How Did the Days of the Week Get Their Names?

Many people are unaware that the days of the week are named after many of the ancient Gods from human history.

As the Vikings and ancient Romans settled in different countries they brought their traditions with them including their names for the days of the week.

In English, the names of the days of the week are as follows:

Monday – Moon’s day

Tuesday – Norse God Tyr’s day

Wednesday – Norse God Odin’s (Woden’s) day

Thursday – Norse God Thor’s day

Friday – Norse God Freya’s day

Saturday – Roman God Saturn’s day

Sunday – Sun’s day

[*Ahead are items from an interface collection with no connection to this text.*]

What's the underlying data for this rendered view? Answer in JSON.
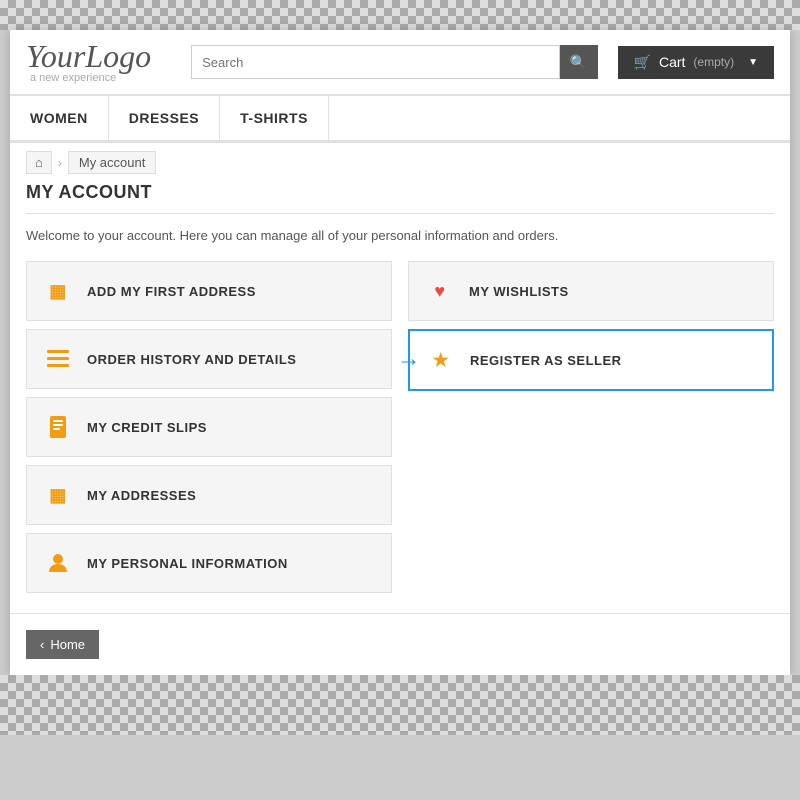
{
  "header": {
    "logo": "YourLogo",
    "tagline": "a new experience",
    "search_placeholder": "Search",
    "cart_label": "Cart",
    "cart_status": "(empty)"
  },
  "nav": {
    "items": [
      "WOMEN",
      "DRESSES",
      "T-SHIRTS"
    ]
  },
  "breadcrumb": {
    "home_icon": "⌂",
    "separator": "›",
    "current": "My account"
  },
  "page": {
    "title": "MY ACCOUNT",
    "welcome": "Welcome to your account. Here you can manage all of your personal information and orders."
  },
  "left_buttons": [
    {
      "icon": "▦",
      "label": "ADD MY FIRST ADDRESS"
    },
    {
      "icon": "≡",
      "label": "ORDER HISTORY AND DETAILS"
    },
    {
      "icon": "□",
      "label": "MY CREDIT SLIPS"
    },
    {
      "icon": "▦",
      "label": "MY ADDRESSES"
    },
    {
      "icon": "👤",
      "label": "MY PERSONAL INFORMATION"
    }
  ],
  "right_buttons": [
    {
      "icon": "♥",
      "label": "MY WISHLISTS"
    },
    {
      "icon": "★",
      "label": "REGISTER AS SELLER",
      "highlighted": true
    }
  ],
  "footer": {
    "home_label": "Home",
    "back_arrow": "‹"
  }
}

In other Germanic languages, the names of the days of the week follow a similar pattern to English  half of them go back to the Roman names and half of them to the names of the Germanic gods.

Montag (Monday)  Moon’s day

Dienstag (Tuesday) – from deus (Latin for god) and Mars – Tuesday

Mittwoch (Wednesday) – the middle of the week – Wednesday

Donnerstag (Thursday) Thunder God’s Thor day (Donner – thunder) – Thursday

Freitag (Friday)  God Frigg’s (or Freya’s) day  Friday

Samstag (Saturday)  God Saturn’s day – Saturday

Sonntag (Sunday) – Sun God’s day – Sunday

In Italian, these are the days of the week:

Lunedi (Monday)  Luna’s day (Moon’s day)

Martedi (Tuesday)  God Mars’ day

Mercoledi (Wednesday)  God Mercury’s day

Giovedi (Thursday) – God Jupiter’s day

Venerdi (Friday) – Goddess Venus’ day

Sabato (Saturday) – Sabbath

Domenica (Sunday)  Lord’s day